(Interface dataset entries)
-=-=-
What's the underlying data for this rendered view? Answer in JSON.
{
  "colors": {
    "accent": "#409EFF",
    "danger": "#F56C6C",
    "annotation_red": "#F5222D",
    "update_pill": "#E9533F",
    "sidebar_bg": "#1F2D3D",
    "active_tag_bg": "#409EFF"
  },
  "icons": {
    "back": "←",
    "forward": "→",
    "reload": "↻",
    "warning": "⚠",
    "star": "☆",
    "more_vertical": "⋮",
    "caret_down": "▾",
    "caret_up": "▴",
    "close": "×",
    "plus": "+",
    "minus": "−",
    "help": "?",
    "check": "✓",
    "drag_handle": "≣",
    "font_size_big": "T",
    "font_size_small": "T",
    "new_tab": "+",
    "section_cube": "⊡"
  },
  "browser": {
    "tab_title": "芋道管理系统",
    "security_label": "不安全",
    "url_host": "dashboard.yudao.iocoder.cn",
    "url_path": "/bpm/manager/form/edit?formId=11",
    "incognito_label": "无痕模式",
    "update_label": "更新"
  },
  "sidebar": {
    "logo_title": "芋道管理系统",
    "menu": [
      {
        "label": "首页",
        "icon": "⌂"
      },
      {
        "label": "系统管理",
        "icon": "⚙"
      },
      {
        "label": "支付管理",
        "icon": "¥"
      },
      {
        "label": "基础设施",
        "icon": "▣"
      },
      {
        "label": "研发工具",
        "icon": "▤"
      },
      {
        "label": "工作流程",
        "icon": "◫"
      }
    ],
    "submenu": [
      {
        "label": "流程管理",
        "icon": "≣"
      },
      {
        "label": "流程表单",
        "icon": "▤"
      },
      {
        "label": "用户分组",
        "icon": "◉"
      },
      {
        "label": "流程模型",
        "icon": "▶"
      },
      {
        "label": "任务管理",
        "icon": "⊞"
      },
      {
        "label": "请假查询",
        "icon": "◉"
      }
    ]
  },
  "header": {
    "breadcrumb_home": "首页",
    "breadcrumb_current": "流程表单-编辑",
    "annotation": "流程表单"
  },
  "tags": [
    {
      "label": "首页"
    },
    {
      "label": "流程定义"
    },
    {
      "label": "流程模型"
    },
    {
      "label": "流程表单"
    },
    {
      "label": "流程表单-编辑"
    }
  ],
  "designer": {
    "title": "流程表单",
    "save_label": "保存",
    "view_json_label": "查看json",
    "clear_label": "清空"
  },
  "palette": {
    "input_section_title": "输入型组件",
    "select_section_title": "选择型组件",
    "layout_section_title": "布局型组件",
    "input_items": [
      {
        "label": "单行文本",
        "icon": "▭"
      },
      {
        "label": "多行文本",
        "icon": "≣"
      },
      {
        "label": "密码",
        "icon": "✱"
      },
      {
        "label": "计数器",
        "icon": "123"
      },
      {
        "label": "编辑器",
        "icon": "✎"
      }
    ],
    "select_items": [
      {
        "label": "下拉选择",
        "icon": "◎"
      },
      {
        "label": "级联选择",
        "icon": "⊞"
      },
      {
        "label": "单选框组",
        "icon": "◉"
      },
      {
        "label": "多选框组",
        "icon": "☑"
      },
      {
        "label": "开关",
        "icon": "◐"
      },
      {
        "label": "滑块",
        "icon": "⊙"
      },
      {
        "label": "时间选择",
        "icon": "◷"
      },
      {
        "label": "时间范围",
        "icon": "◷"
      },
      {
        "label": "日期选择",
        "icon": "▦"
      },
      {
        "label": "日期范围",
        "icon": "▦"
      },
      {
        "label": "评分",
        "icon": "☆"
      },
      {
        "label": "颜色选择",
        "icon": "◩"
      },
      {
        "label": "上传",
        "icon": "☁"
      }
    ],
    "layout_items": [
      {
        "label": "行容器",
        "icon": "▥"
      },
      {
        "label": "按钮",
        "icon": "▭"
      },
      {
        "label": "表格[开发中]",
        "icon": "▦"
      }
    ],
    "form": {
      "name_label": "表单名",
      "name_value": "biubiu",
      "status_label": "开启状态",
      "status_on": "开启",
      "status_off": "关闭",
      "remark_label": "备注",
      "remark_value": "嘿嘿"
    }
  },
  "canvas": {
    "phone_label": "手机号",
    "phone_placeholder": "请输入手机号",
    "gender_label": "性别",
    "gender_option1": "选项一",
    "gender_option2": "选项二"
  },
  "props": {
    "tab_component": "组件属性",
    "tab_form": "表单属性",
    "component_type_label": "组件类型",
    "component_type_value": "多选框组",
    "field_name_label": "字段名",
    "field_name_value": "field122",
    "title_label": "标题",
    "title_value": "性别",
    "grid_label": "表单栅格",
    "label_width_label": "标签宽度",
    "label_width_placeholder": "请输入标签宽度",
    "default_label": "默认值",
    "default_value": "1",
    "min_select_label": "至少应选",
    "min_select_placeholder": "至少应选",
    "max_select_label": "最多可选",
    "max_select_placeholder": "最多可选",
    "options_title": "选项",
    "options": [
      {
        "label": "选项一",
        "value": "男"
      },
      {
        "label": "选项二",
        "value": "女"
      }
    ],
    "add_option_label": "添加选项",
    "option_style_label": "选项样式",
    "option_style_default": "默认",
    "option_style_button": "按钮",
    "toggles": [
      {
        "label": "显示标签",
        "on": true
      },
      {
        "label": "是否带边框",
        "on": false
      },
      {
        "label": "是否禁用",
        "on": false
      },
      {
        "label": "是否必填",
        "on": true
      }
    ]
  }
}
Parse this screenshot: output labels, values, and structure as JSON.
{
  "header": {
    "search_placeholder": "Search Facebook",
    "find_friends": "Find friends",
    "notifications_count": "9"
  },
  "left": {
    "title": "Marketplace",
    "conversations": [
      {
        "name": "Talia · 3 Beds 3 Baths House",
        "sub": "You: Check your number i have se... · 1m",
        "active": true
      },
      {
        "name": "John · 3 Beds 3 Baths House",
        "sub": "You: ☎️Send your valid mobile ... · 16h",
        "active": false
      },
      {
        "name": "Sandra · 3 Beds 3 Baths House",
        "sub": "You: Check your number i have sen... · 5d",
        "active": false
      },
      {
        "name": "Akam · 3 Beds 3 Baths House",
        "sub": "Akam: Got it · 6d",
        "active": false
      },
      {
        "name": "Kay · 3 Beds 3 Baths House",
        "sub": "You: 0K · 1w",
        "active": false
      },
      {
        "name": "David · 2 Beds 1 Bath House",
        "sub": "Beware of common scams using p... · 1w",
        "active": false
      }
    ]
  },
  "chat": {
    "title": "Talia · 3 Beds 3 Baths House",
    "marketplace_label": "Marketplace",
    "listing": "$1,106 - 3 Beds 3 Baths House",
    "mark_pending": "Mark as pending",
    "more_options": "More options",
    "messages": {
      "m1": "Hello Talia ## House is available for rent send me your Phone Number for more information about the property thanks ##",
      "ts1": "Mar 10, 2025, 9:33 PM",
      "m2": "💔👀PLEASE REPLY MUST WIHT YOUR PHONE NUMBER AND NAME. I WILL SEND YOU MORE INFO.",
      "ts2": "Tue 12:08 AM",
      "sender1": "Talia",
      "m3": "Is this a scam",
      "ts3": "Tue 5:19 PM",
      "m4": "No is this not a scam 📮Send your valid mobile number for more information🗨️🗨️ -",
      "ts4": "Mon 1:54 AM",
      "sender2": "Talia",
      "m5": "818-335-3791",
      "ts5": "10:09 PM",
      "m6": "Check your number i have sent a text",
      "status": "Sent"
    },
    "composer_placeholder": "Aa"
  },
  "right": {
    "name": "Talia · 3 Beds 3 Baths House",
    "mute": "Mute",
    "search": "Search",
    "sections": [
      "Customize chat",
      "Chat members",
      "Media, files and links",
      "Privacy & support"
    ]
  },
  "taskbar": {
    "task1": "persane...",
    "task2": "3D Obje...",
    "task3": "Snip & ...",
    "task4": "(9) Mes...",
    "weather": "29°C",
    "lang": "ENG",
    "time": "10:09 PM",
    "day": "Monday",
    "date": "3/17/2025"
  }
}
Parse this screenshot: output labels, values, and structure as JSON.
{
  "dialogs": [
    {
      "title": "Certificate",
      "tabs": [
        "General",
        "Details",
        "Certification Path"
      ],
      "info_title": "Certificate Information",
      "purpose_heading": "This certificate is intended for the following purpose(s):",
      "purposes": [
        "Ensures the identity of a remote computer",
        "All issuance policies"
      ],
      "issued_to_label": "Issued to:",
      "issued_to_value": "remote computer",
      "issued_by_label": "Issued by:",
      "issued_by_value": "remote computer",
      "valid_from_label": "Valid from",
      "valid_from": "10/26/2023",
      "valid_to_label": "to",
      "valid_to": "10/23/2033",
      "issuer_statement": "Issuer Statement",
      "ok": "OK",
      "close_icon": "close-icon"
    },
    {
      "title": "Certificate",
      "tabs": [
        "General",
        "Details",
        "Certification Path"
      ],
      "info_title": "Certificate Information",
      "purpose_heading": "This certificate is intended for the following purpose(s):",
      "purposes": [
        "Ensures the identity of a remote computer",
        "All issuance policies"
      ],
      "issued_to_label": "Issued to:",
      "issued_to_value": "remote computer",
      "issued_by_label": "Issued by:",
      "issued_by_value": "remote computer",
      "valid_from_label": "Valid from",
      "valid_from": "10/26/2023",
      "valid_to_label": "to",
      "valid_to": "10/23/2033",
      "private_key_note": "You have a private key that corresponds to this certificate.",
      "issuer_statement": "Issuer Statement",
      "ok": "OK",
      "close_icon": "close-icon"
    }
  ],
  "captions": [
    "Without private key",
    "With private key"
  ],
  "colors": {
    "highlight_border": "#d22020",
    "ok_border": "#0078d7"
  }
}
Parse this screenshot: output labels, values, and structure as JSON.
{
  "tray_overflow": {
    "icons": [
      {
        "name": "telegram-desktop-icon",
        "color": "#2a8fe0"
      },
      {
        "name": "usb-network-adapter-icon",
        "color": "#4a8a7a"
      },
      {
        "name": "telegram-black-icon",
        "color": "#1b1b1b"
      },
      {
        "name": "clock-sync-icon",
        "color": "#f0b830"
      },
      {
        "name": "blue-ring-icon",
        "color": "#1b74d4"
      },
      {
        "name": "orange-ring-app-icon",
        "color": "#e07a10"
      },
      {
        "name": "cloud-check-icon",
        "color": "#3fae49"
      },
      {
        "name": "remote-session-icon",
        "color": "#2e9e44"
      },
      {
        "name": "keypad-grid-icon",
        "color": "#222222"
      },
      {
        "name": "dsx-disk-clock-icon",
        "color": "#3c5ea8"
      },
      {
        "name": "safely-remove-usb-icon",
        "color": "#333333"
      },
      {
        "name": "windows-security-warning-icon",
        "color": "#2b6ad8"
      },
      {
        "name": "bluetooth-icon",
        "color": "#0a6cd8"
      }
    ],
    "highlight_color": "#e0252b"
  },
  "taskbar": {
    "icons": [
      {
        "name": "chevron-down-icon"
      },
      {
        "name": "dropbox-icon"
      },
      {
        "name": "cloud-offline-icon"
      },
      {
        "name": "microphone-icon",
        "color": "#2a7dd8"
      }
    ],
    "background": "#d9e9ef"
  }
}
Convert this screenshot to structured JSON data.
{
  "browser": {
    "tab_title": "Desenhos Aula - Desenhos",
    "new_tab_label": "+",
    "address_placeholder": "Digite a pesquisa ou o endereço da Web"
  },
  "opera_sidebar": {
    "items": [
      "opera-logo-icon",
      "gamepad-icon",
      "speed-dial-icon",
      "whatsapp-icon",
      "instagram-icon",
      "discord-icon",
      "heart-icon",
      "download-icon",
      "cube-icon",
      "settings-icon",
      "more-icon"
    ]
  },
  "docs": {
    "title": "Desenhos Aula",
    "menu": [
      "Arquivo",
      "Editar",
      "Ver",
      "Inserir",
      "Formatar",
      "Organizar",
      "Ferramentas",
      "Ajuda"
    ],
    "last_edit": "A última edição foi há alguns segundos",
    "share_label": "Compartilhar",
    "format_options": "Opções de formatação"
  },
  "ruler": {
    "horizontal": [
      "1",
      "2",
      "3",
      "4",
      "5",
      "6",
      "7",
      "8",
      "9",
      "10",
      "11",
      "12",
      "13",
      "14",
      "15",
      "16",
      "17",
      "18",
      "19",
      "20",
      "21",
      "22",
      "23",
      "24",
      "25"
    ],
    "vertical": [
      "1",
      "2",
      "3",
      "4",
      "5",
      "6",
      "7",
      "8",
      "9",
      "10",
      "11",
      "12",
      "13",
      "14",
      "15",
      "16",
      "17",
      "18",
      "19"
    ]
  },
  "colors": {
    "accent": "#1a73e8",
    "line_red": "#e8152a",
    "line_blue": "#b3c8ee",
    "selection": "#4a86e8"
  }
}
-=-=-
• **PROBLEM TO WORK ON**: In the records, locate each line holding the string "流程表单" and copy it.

• **ANSWER SECTION**:
        "label": "流程表单",
    "breadcrumb_current": "流程表单-编辑",
    "annotation": "流程表单"
      "label": "流程表单"
      "label": "流程表单-编辑"
    "title": "流程表单",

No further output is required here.